SAN AUGUSTINE, TX (KTRE) - Why would representatives from four federal social service agencies fly all the way from Washington, D.C. for a one day meeting in San Augustine? It all started with a county judge wanting to see change in her rural community.
San Augustine County Judge Samye Johnson spoke of a venture to the backwoods of San Augustine County. She met a very poor woman in desperate need of her medicines. Johnson came to her aid but has since learned that it's impossible to individually help all the others.
"We have a lot of elderly who live in our county," Johnson said. "Many of them have worked hard all their lives. They've never been plugged in to a social service network before and they're out in the woods starving to death."
This room is filled with the people whose job it is to help. Johnson brought them together for a social needs summit.
"How can we get services that are here and that are very good to our people, and what services do they need that we don't know about?" Johnson said.
Johnson's persistence in finding answers helped get representatives from four federal social service agencies and two state agencies to the summit.
"It wasn't an easy meeting to get to, but to commit that kind of resources to this kind of summit today is very unique," Kevin Monroe, a representative for X Factor Consulting who flew in to attend the meeting, said.
A survey conducted by the SFA Social Work Department of at least 2,000 San Augustine County residents will create a starting point for change.
Dr. Emmerentie Oliphant, who heads the SFA School of Social Work's master's program, said explained what the survey is all about.
"It's just such as the struggles people are experiencing and the strengths they are experiencing," Oliphant said.
The Columbia Center will provide mapping, so no isolated cluster of need will be missed.
"Creating an innovative solution is a great opportunity and I compliment the judge for getting out there," Dr. Darrell McDonald said. "She's a very compassionate woman."

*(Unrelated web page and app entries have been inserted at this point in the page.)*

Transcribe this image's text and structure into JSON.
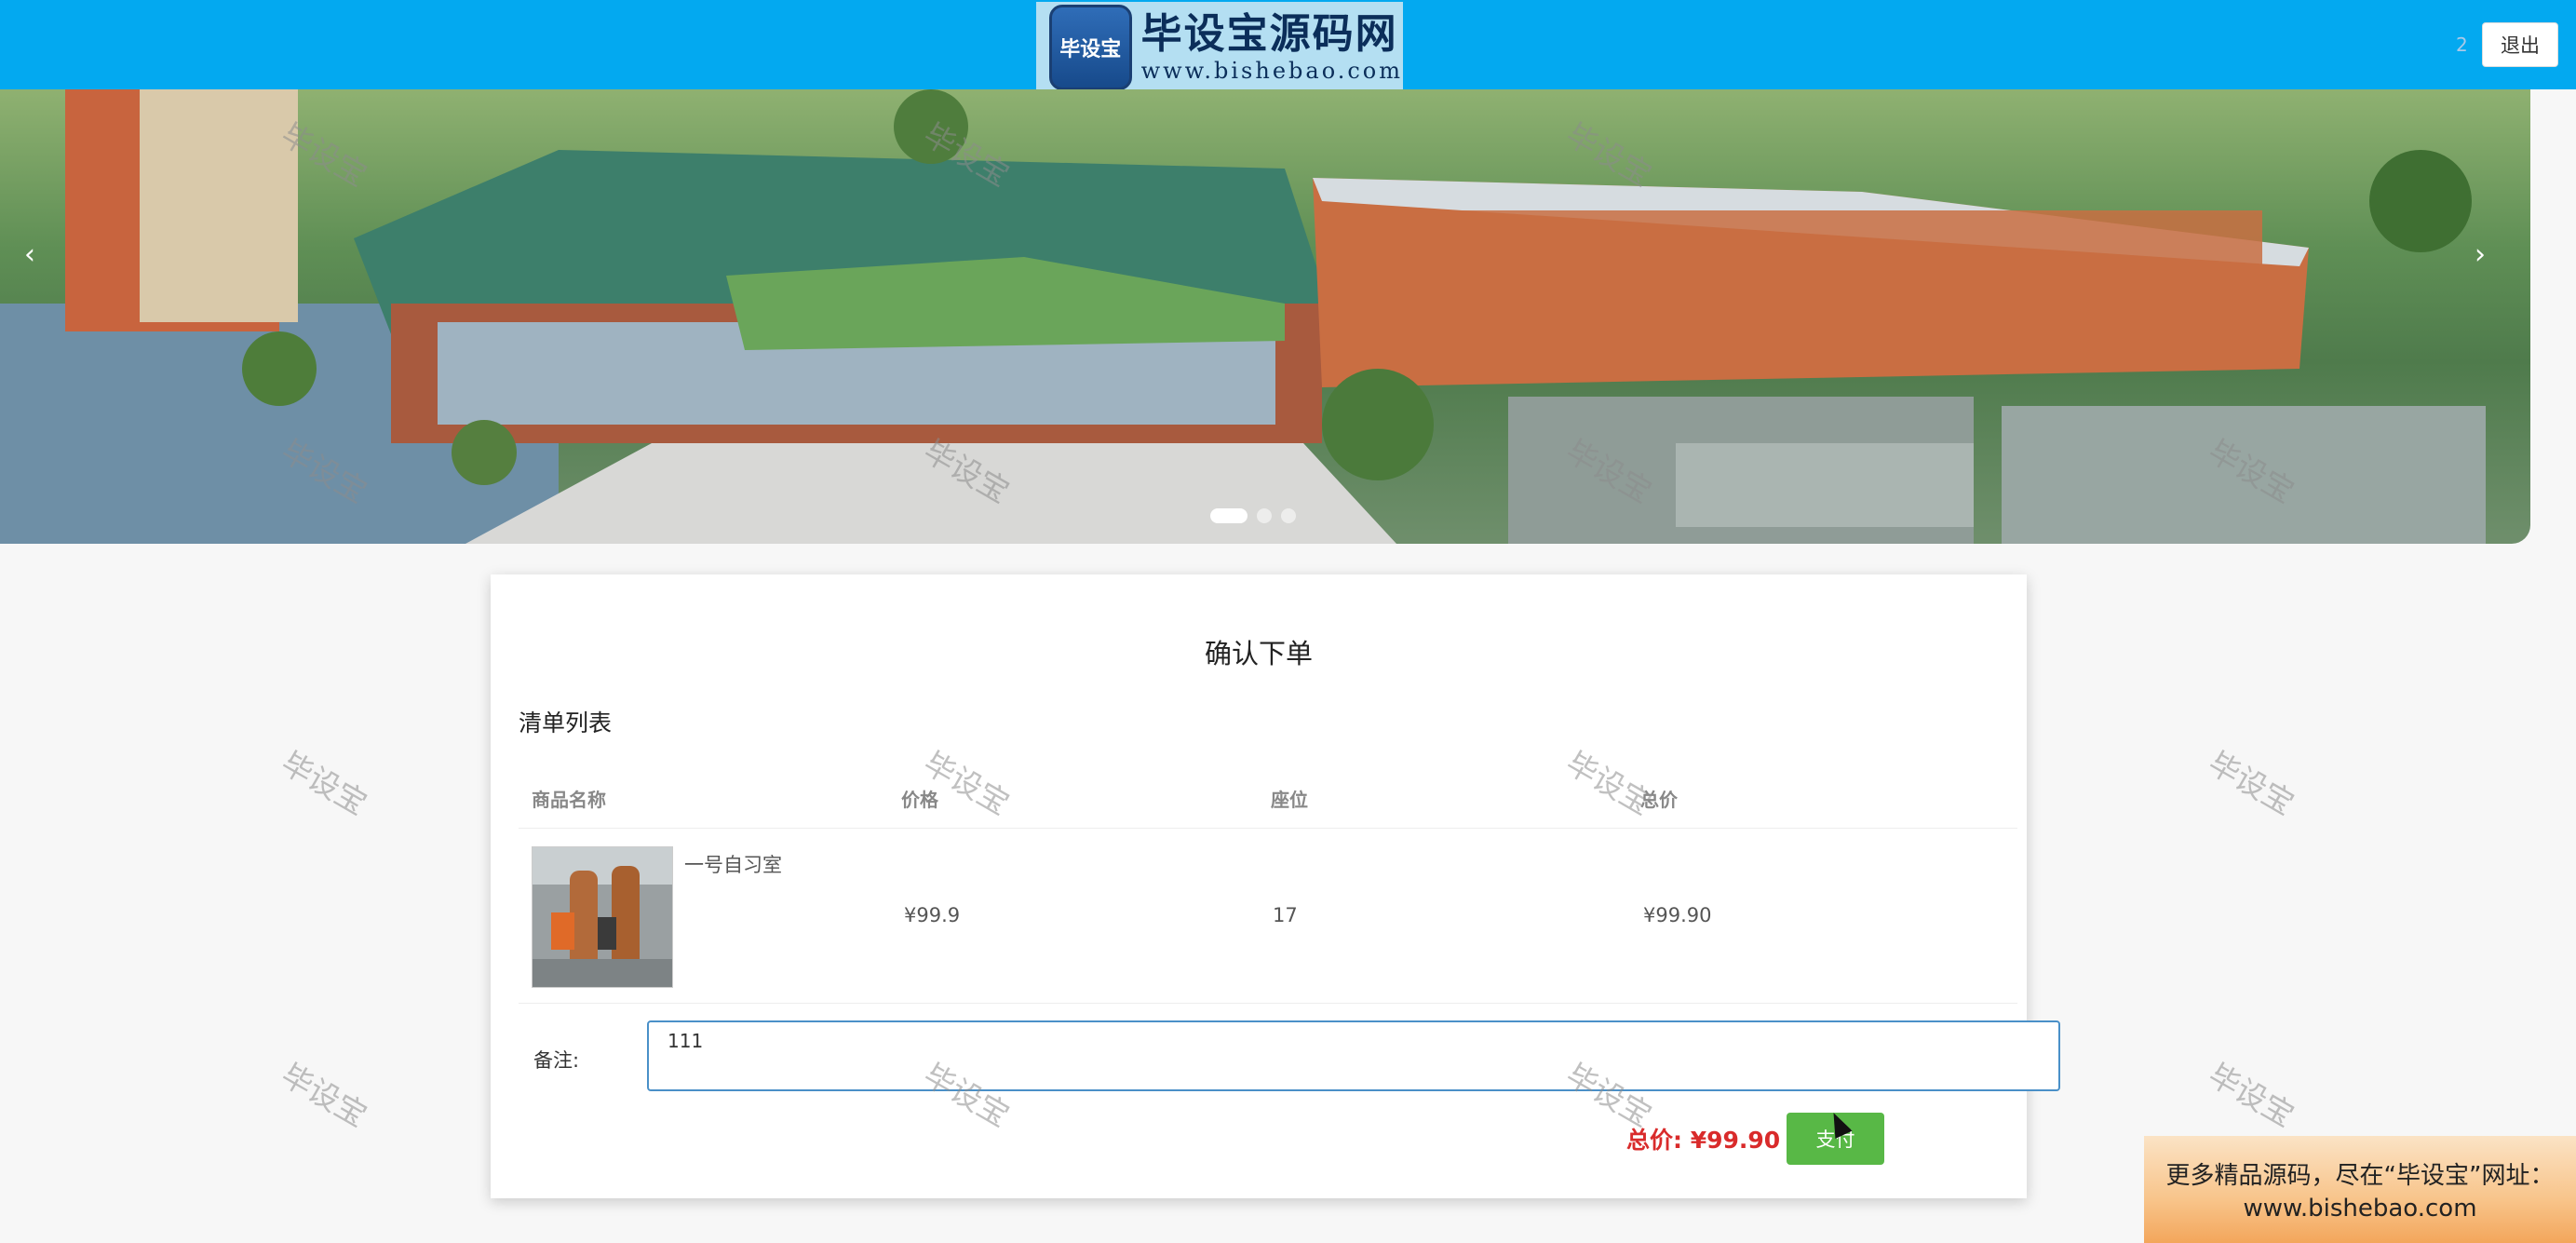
{
  "header": {
    "logo_badge": "毕设宝",
    "logo_title": "毕设宝源码网",
    "logo_url": "www.bishebao.com",
    "user_name": "2",
    "logout_label": "退出"
  },
  "banner": {
    "prev_icon": "‹",
    "next_icon": "›",
    "slides": 3,
    "active_slide": 1
  },
  "order": {
    "page_title": "确认下单",
    "list_title": "清单列表",
    "columns": [
      "商品名称",
      "价格",
      "座位",
      "总价"
    ],
    "items": [
      {
        "name": "一号自习室",
        "price": "¥99.9",
        "seat": "17",
        "total": "¥99.90"
      }
    ],
    "remark_label": "备注:",
    "remark_value": "111",
    "total_label": "总价: ¥99.90",
    "pay_label": "支付"
  },
  "watermark_text": "毕设宝",
  "ad": {
    "line1": "更多精品源码，尽在“毕设宝”网址：",
    "line2": "www.bishebao.com"
  }
}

Bureaucratic ways are difficult to change. But this petite county judge from rural East Texas is willing to try.